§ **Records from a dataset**
┄┄┄┄┄┄┄┄┄┄
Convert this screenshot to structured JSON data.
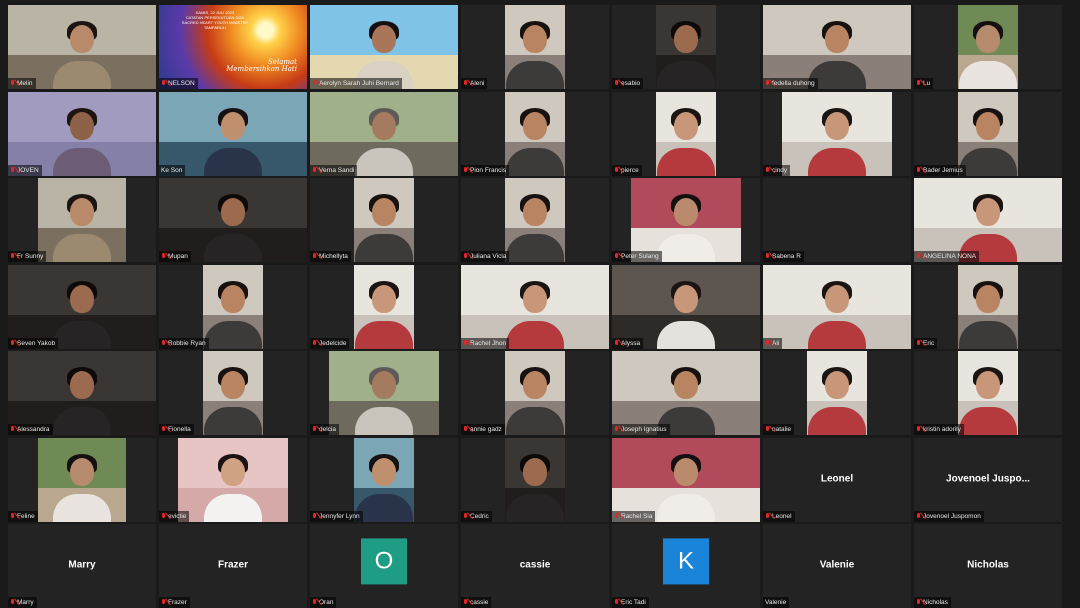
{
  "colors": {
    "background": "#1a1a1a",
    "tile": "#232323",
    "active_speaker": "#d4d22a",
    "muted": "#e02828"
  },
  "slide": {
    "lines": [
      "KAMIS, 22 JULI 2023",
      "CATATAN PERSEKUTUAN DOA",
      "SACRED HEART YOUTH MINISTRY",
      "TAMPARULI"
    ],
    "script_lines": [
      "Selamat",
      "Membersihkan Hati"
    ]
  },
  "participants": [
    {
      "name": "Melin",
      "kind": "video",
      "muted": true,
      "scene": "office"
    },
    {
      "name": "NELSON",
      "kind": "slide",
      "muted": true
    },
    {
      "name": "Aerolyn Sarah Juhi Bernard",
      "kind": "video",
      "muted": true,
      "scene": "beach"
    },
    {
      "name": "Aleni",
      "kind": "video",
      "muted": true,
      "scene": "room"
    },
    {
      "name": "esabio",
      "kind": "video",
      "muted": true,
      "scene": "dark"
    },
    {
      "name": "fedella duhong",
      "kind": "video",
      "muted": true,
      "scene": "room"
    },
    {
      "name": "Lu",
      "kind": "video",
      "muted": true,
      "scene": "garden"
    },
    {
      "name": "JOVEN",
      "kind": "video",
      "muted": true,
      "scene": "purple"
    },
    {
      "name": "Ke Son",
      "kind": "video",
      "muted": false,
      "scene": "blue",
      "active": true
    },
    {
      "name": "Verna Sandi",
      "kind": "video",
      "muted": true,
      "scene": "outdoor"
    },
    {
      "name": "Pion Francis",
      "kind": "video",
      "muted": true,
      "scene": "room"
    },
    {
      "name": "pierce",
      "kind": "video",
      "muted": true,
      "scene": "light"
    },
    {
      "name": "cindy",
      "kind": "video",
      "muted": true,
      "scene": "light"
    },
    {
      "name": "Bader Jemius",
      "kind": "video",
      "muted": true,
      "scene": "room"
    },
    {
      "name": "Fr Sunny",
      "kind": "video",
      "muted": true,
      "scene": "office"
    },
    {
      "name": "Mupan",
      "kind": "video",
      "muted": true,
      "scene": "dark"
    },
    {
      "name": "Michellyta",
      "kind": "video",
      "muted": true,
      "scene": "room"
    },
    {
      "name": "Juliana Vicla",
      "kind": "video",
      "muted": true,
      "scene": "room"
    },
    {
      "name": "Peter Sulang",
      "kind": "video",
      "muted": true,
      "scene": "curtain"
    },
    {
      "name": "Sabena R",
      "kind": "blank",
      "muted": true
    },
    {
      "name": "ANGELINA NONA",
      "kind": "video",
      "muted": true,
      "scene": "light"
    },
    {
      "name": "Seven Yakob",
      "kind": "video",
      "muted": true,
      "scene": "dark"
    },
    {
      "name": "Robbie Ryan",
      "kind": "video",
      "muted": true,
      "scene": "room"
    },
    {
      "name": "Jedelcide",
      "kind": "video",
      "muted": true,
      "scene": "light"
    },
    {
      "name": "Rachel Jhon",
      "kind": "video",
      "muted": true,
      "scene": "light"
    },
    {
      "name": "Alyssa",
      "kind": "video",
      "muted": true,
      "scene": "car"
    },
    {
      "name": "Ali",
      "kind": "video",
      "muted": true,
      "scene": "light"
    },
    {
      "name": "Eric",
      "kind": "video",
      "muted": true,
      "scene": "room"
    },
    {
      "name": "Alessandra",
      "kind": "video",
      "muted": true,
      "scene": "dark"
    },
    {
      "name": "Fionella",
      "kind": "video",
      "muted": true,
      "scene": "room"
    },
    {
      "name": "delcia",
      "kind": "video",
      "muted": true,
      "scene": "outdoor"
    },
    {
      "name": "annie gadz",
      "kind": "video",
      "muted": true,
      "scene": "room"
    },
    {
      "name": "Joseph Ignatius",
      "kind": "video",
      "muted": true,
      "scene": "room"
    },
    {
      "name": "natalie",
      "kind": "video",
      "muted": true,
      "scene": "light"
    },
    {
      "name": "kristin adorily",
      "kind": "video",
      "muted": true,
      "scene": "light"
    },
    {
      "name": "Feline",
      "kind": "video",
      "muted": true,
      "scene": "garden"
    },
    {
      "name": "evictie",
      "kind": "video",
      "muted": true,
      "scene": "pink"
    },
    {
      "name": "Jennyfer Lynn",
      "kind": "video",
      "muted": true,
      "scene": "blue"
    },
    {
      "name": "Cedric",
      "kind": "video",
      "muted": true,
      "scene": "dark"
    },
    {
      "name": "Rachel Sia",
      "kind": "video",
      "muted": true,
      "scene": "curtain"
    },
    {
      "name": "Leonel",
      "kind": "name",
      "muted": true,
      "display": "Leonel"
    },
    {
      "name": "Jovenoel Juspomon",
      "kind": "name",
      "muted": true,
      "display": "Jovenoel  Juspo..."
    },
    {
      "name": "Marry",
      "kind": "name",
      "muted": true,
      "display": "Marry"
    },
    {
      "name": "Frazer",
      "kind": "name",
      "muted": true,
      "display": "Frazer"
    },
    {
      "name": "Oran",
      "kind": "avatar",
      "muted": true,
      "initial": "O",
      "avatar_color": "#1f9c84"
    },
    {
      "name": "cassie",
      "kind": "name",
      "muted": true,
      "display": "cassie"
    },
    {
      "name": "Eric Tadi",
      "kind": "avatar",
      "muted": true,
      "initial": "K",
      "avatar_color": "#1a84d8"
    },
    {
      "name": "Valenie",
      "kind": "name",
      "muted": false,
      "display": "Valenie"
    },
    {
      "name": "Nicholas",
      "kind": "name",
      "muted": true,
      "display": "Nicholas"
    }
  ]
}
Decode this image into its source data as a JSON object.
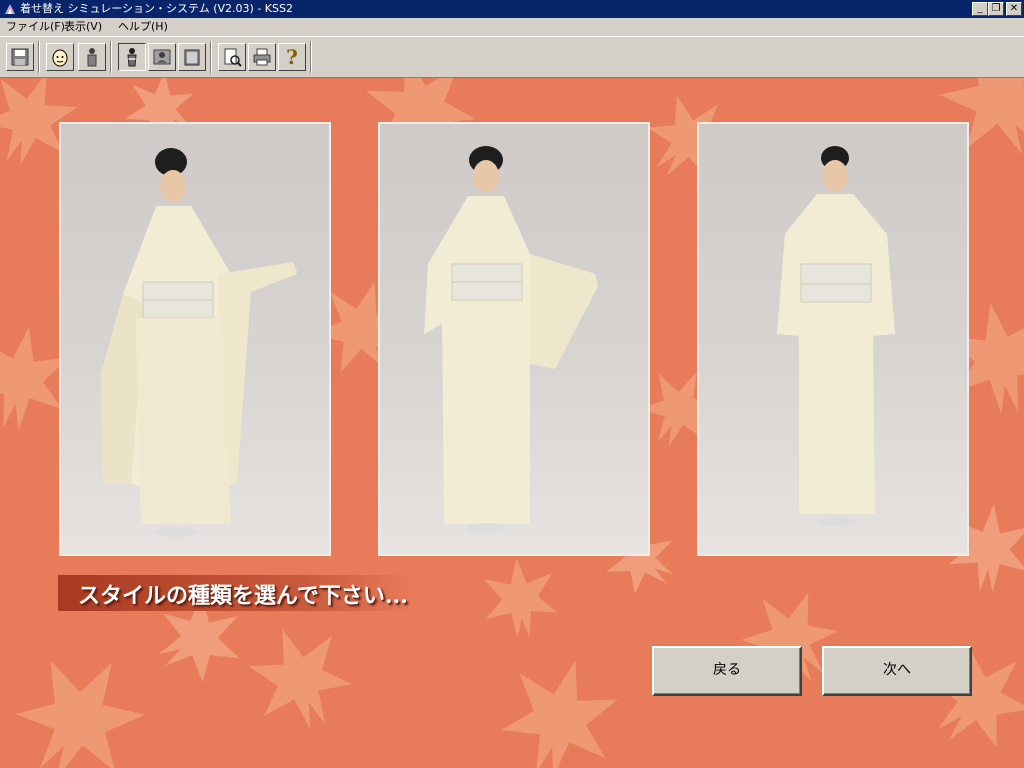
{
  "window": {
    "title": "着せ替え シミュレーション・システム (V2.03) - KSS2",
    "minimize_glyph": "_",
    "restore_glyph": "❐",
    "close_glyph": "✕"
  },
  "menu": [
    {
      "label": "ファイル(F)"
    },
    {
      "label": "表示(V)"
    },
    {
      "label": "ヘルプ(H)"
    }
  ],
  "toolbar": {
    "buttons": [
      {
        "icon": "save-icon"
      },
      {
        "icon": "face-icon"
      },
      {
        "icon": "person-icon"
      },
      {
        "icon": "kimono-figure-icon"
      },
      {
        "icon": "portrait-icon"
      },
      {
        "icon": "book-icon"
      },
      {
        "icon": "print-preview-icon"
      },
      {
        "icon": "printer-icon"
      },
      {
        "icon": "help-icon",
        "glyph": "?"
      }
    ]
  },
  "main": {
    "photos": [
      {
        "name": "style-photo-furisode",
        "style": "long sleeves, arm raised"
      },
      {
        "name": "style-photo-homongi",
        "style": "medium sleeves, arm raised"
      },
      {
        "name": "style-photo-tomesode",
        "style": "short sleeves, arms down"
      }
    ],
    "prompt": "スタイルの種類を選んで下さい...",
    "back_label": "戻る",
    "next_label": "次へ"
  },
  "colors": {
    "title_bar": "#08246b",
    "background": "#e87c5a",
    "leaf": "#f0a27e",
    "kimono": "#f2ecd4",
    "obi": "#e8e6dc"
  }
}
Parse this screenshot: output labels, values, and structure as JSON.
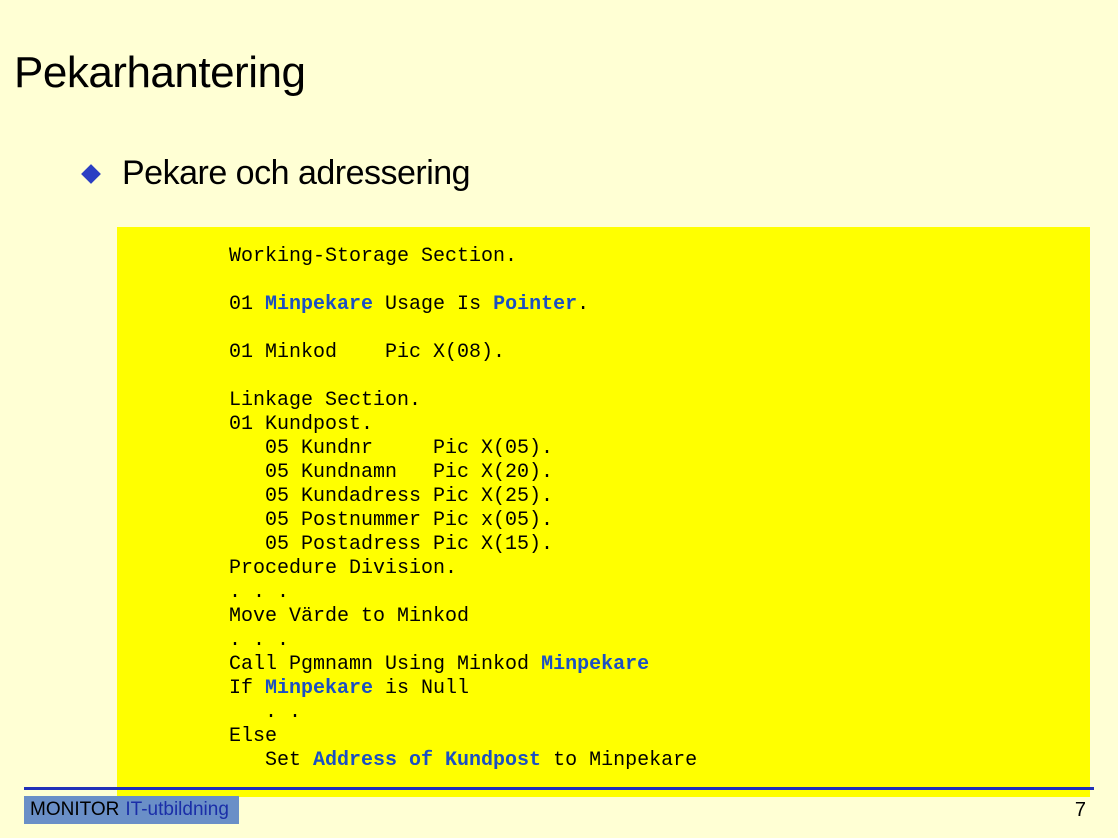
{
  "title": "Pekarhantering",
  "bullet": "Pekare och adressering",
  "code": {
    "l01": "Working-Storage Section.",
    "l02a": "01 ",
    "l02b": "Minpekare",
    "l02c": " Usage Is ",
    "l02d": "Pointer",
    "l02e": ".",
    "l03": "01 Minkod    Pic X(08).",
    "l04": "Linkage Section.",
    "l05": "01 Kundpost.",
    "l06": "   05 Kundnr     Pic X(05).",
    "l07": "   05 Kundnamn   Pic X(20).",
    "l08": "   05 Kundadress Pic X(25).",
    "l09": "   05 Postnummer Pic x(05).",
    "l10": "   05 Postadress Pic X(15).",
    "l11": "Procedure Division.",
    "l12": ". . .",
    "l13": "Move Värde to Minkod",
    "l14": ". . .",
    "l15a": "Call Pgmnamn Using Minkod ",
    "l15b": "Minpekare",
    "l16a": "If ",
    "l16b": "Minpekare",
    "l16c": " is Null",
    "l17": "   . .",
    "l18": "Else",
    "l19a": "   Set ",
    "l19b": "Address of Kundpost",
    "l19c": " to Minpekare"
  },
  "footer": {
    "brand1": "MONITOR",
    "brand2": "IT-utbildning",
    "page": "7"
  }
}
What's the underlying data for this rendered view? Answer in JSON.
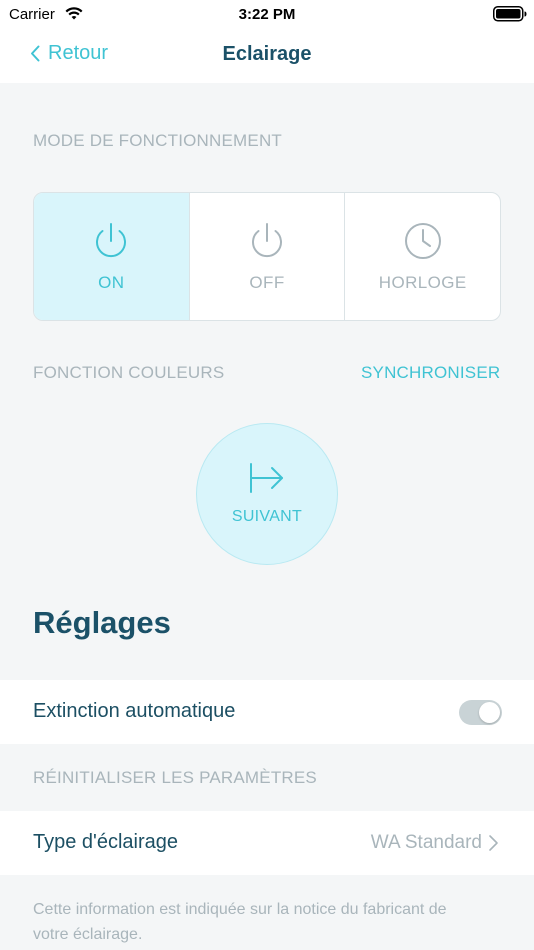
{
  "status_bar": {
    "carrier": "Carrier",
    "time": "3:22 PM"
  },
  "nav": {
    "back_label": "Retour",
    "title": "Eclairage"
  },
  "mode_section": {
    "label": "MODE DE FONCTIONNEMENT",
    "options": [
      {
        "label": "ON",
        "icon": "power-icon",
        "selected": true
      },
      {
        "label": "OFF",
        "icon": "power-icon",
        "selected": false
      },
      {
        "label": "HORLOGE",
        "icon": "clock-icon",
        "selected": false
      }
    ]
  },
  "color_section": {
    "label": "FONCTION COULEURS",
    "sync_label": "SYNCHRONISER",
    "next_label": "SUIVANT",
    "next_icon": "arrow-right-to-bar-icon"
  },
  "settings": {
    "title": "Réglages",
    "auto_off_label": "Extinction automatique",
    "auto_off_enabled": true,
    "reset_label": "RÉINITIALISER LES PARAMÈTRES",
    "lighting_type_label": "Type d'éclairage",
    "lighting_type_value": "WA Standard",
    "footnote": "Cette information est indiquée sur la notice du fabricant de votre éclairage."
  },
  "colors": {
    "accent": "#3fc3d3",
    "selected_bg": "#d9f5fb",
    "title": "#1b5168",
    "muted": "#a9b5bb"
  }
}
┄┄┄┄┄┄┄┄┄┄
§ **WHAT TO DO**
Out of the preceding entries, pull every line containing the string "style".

§ **ANSWER TO THE EXERCISE**
        "name": "style-photo-furisode",
        "style": "long sleeves, arm raised"
        "name": "style-photo-homongi",
        "style": "medium sleeves, arm raised"
        "name": "style-photo-tomesode",
        "style": "short sleeves, arms down"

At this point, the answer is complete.